In the months between the first pictures of the 2023 Toyota Crown in the major auto media and the arrival of one in my driveway, my impression has been of a cartoonishly large sedan---practically on stilts. And that's not the case. Blame it on the camera angles, blame it on the optional black accents on the photo cars (incredibly, the worst offenders here seem to be Toyota's own photography) but the car just doesn't look like that in person---at least, if you're not lying on the ground.

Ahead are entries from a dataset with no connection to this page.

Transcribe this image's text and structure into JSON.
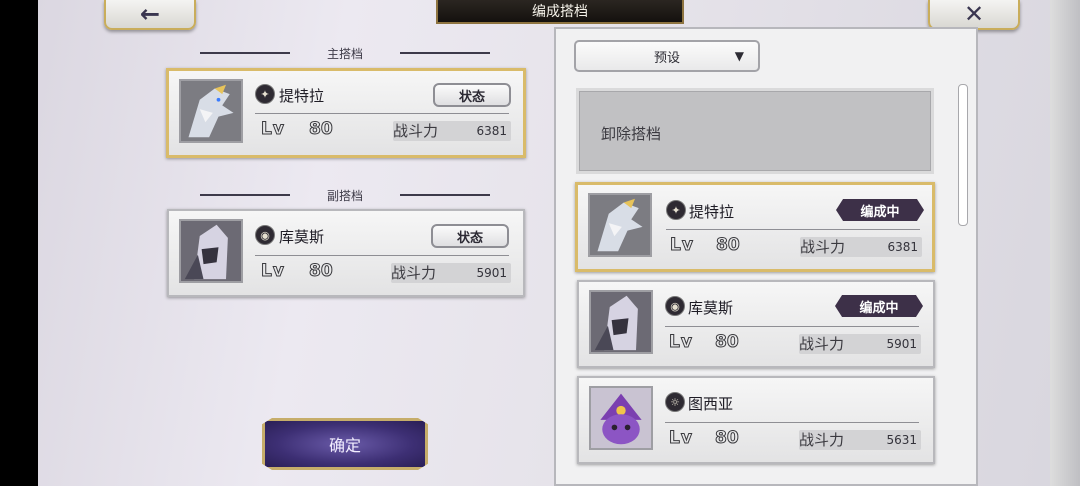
{
  "header": {
    "title": "编成搭档",
    "back_icon": "arrow-left-icon",
    "close_icon": "close-icon"
  },
  "left": {
    "main_partner_header": "主搭档",
    "sub_partner_header": "副搭档",
    "confirm_label": "确定",
    "main_card": {
      "name": "提特拉",
      "level_label": "Lv",
      "level": "80",
      "power_label": "战斗力",
      "power": "6381",
      "status_label": "状态",
      "attribute_icon": "sparkle-icon"
    },
    "sub_card": {
      "name": "库莫斯",
      "level_label": "Lv",
      "level": "80",
      "power_label": "战斗力",
      "power": "5901",
      "status_label": "状态",
      "attribute_icon": "eye-icon"
    }
  },
  "right": {
    "preset_label": "预设",
    "remove_label": "卸除搭档",
    "list": [
      {
        "name": "提特拉",
        "level_label": "Lv",
        "level": "80",
        "power_label": "战斗力",
        "power": "6381",
        "badge": "编成中",
        "attribute_icon": "sparkle-icon"
      },
      {
        "name": "库莫斯",
        "level_label": "Lv",
        "level": "80",
        "power_label": "战斗力",
        "power": "5901",
        "badge": "编成中",
        "attribute_icon": "eye-icon"
      },
      {
        "name": "图西亚",
        "level_label": "Lv",
        "level": "80",
        "power_label": "战斗力",
        "power": "5631",
        "badge": "",
        "attribute_icon": "swirl-icon"
      }
    ]
  },
  "colors": {
    "gold_border": "#d9bb6a",
    "badge_bg": "#3d3048",
    "confirm_bg": "#3d2f74"
  }
}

I mean, I'll give you that the rear 3/4 view is a little hunchbacky---attributable to the way the belt line kicks up from the rear door handles on back, but seriously---the Crown looks better than most of its pictures---and hopefully, my photos show that. The Crown replaces the Avalon in Toyota's lineup. While the Avalon was always the "not-quite-a-Lexus", the Crown stakes out its own space---clearly belonging to the Toyota brand.
There are gasoline-powered Crowns, but our test vehicle is the 2023 Toyota Crown Limited, a hybrid. 236 combined system horsepower, with selectable drive modes and all-wheel drive. Zero to 60 happens in 7.6 seconds. EPA fuel economy estimates---42 mpg city/41 highway/41 combined. If you want to send your Crown hurtling through the air more quickly, Platinum models have Toyota's Hybrid Max, which boosts total power to 340 horses, cuts 0-60 runs to 5.7 seconds but slashes fuel economy to 29 city/32 highway.

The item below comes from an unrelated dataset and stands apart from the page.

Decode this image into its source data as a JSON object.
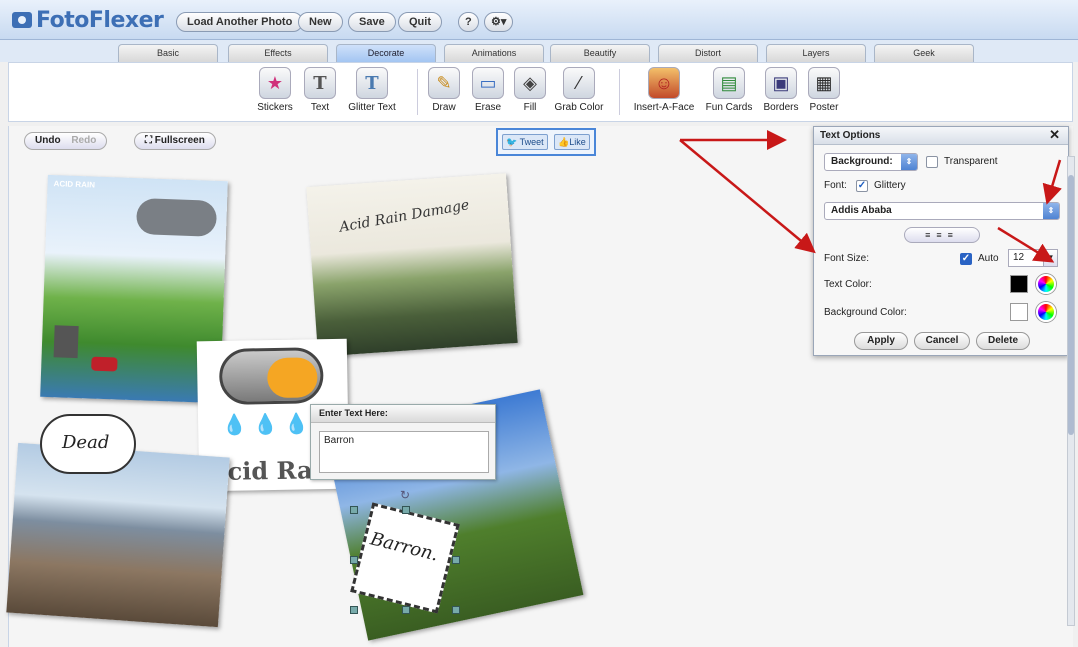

The trunk looks cavernous, but it's actually a little less than a cubic foot smaller than the outgoing Avalon's. Still, at 15.2 cubic feet, and with fold-down rear seats, it's solid by current sedan standards.

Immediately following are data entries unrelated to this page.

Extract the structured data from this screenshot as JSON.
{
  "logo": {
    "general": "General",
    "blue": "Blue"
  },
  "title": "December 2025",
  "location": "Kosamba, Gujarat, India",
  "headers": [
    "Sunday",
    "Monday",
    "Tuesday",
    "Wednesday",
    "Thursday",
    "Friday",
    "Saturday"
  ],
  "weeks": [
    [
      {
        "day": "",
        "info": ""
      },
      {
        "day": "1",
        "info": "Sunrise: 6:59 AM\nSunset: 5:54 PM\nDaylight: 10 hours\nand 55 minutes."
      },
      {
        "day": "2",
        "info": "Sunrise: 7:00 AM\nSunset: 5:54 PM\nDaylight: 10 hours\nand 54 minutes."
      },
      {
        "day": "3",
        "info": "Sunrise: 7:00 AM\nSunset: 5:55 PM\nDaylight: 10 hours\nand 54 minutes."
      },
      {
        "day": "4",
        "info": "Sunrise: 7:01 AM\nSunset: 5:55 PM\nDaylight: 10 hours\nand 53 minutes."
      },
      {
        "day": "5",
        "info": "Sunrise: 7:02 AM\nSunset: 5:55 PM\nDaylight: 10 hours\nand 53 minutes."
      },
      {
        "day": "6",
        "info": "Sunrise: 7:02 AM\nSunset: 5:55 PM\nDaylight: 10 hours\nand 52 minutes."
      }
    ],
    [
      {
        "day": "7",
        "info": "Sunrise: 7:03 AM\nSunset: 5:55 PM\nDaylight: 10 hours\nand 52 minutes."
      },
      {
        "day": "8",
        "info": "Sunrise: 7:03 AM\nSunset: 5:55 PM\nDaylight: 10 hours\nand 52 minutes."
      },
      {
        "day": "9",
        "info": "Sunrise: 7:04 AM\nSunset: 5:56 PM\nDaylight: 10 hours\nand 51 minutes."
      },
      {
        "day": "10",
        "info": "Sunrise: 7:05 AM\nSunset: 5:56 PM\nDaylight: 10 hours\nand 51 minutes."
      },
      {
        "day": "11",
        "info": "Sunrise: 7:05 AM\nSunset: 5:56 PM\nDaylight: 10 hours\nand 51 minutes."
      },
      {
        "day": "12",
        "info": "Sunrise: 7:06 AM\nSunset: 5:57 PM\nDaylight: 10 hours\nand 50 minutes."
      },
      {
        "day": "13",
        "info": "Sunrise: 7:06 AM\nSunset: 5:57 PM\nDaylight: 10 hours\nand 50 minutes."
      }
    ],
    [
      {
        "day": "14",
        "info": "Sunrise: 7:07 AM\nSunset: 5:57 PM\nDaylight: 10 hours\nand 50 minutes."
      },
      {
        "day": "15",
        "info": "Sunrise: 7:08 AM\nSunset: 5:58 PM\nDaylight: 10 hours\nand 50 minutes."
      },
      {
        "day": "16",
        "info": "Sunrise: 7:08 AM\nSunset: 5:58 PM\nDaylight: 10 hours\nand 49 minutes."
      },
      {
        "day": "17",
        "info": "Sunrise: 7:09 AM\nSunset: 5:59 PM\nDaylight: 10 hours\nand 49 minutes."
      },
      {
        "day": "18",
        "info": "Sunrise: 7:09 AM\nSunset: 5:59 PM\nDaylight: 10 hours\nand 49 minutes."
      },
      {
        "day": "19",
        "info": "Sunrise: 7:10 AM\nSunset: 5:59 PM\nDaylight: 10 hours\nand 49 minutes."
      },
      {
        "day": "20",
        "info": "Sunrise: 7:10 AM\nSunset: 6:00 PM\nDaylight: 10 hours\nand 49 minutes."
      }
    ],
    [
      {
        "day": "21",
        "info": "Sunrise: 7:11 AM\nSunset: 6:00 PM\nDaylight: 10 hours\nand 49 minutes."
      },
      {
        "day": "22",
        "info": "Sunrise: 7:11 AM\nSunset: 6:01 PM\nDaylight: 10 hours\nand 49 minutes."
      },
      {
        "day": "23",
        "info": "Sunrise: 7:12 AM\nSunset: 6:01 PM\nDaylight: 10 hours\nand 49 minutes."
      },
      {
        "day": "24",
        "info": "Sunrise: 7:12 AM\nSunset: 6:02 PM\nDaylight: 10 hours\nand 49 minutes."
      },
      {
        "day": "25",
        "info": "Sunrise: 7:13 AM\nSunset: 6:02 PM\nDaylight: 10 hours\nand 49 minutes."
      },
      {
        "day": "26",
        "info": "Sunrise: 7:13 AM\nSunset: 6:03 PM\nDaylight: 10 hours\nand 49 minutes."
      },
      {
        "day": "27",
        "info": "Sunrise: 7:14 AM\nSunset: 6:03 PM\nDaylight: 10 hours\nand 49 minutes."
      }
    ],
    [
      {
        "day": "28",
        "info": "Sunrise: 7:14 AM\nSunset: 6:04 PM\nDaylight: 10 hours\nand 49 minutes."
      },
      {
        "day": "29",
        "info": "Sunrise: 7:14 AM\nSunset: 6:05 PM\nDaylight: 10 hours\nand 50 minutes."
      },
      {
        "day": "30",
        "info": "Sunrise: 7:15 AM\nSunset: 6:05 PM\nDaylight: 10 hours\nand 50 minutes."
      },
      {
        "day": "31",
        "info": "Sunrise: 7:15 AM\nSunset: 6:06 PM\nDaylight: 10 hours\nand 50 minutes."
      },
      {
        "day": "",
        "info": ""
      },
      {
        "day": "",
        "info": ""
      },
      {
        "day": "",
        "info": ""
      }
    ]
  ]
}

The instrument panel layout is clean, simple but elegant and materials and craftsmanship live up to Toyota's high standards. The base price of the 2023 Toyota Crown Limited is $46,645 including destination, and there's a chunk of standard equipment in that price---LED auto on/off headlights, 19-inch alloy wheels, a panoramic fixed-glass roof, Toyota's comprehensive active safety suite, a 12.3-inch touchscreen with a JBL 11-speaker audio system and wireless smartphone charging.
Our tester did have a few extra cost options---$2,950 for the Advanced Technology Package, which upgrades the wheels to 21-inch, ten-spoke dark metallic alloys, plus a panoramic view monitor, and remote connect with digital key capability, $425 for the Supersonic Red paint, $165 for a side puddle lamp and $463 for the Preferred Accessory Package including all-weather floor mats. Total tab: $50,648.
And that might be a problem in terms of sales---topping $50k for a Toyota sedan that isn't even the most powerful version. I'm writing this the same week as the review of the VW Arteon, a logical competitor without a hybrid, but with 300 horsepower and an as-tested price two grand lower. On its own merits, the 2023 Crown is a satisfying sedan with the high-quality reputation of Toyota. And it's a hybrid. That matters a lot.